Exercise objective:
Check each line of the entries below for the word "działki", then state how many lines have it and nothing more.

Dataset records:

»»

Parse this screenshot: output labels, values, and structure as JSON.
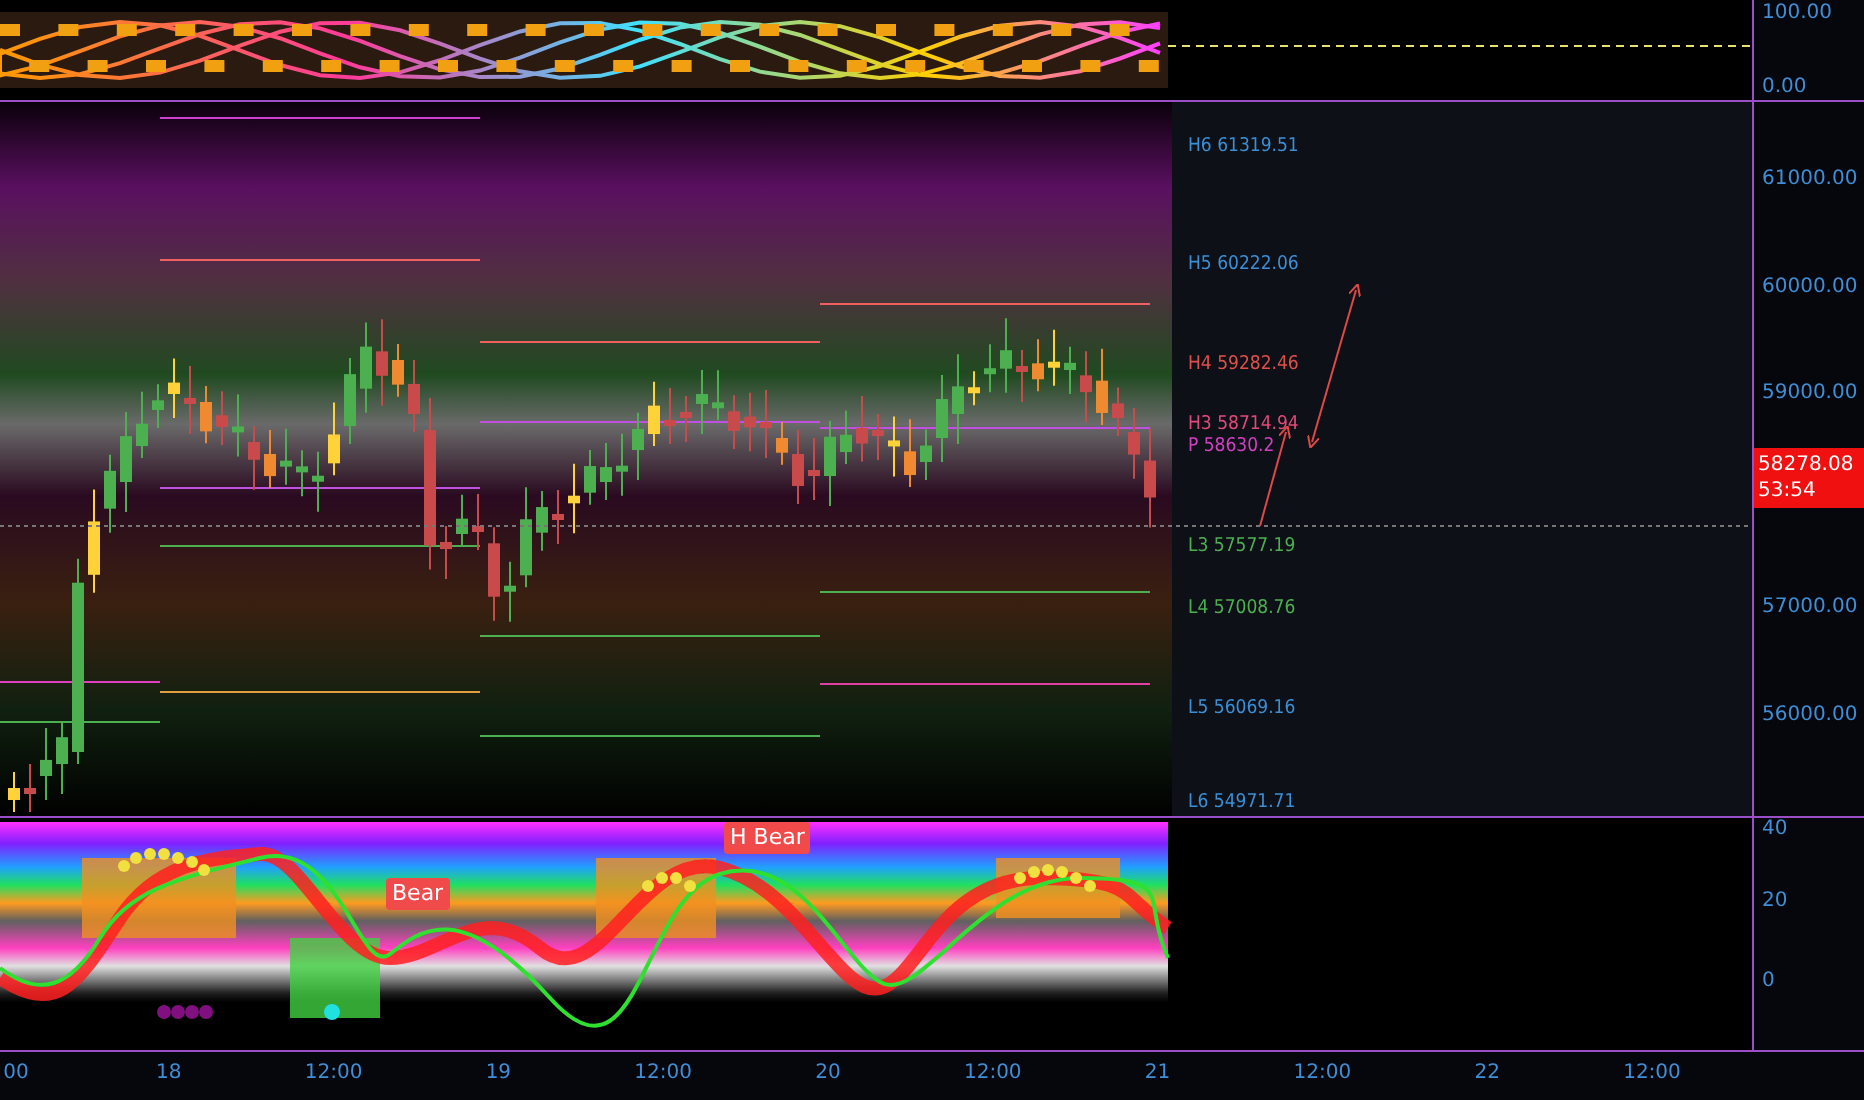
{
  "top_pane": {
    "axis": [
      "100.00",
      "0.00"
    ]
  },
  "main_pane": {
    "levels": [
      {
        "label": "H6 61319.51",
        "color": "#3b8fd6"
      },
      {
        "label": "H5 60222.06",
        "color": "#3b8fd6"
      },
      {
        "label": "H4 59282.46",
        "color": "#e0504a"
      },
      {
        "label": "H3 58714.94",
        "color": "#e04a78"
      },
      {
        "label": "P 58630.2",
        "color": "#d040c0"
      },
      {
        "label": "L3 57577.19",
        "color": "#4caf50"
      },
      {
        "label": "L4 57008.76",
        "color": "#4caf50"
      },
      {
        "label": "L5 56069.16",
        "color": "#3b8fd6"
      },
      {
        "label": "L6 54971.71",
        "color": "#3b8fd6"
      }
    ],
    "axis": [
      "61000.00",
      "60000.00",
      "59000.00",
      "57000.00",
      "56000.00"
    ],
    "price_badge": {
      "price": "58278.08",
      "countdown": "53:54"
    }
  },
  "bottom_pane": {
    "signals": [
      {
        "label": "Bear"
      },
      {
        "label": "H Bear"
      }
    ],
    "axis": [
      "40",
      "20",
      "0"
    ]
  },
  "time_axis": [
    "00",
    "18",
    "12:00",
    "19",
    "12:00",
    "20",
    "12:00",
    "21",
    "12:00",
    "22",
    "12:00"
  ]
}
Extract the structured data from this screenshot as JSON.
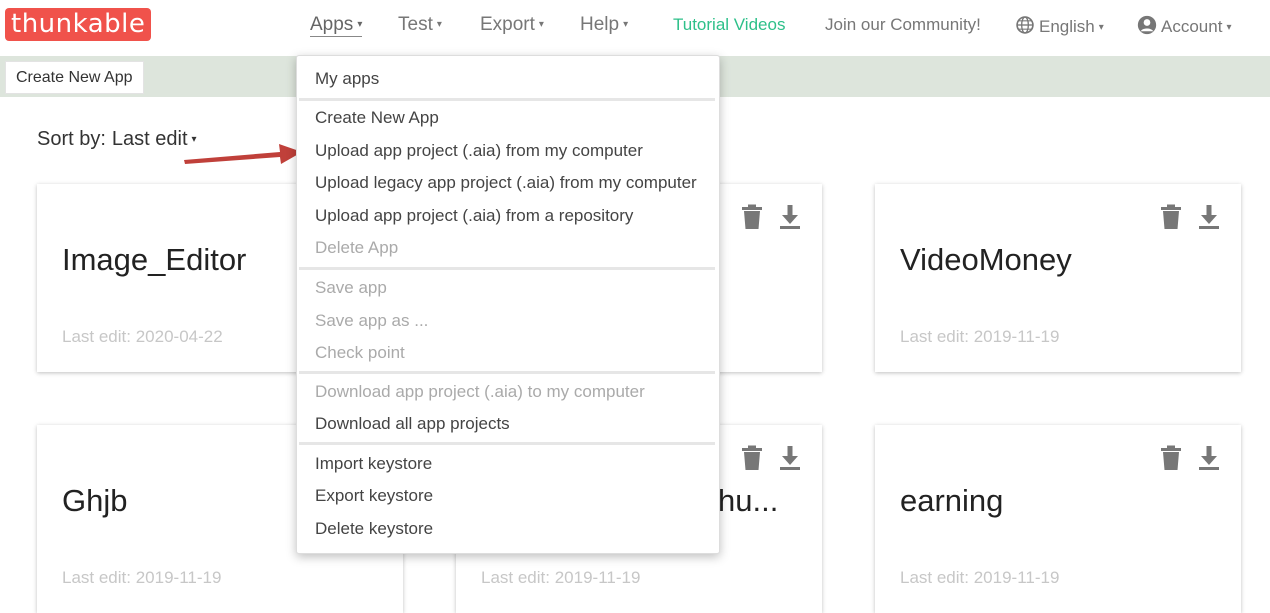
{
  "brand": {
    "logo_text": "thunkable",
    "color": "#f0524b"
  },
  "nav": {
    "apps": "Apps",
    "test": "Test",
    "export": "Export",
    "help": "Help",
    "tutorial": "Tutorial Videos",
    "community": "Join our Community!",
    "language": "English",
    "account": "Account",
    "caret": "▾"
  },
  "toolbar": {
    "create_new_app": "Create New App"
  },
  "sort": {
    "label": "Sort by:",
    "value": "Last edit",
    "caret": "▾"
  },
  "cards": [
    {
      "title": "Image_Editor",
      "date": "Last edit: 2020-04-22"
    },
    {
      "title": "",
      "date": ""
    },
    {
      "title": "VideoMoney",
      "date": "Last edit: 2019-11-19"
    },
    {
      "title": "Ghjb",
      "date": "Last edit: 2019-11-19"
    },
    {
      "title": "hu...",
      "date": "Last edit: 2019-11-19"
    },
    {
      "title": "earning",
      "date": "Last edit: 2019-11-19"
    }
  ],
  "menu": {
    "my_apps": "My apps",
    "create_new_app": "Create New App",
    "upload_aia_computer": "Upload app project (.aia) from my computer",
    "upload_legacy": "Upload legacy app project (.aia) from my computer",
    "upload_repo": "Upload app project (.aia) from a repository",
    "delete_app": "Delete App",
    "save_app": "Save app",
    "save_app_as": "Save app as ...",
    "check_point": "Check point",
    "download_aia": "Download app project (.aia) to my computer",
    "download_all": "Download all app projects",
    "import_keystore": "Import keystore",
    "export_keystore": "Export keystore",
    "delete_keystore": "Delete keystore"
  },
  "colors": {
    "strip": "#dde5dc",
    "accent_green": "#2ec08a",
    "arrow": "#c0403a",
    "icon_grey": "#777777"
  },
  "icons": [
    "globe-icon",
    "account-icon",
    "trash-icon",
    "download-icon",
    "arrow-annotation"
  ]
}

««
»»

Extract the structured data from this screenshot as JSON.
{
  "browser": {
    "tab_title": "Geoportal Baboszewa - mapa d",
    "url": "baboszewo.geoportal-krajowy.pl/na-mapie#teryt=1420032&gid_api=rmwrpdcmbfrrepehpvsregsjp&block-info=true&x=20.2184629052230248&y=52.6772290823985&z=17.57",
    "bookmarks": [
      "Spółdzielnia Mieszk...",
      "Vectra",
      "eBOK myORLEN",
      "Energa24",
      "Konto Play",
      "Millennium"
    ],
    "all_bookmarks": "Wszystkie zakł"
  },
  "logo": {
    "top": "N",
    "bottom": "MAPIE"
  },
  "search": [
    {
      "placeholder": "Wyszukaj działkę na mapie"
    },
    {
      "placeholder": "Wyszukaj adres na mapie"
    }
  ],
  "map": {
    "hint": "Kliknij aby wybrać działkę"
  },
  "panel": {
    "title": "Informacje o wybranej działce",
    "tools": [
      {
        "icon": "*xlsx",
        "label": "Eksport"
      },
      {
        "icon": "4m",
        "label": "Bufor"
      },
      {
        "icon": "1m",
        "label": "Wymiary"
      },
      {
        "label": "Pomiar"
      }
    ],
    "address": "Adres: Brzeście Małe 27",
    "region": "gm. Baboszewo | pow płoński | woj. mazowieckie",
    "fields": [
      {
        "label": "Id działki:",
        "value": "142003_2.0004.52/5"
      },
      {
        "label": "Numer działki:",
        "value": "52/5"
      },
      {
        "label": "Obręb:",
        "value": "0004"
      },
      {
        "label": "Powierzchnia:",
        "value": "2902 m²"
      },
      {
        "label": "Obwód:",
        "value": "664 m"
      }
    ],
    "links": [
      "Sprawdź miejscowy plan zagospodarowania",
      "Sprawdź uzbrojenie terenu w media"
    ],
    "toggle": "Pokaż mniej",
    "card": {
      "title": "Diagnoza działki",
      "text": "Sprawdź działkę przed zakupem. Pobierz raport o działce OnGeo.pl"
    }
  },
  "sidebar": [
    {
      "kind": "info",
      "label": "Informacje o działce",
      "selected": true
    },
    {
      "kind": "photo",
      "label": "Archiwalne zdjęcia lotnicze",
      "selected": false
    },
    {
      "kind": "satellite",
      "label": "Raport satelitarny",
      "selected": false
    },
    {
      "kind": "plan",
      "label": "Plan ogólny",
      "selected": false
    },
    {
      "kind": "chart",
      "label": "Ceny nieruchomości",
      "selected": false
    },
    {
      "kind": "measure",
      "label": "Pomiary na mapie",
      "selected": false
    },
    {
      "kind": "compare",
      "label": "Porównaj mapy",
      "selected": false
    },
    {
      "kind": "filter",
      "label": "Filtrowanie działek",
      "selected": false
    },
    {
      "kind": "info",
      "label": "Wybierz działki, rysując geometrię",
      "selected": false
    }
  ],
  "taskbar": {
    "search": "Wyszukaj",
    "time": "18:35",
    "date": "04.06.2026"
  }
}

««

Expected answer:
4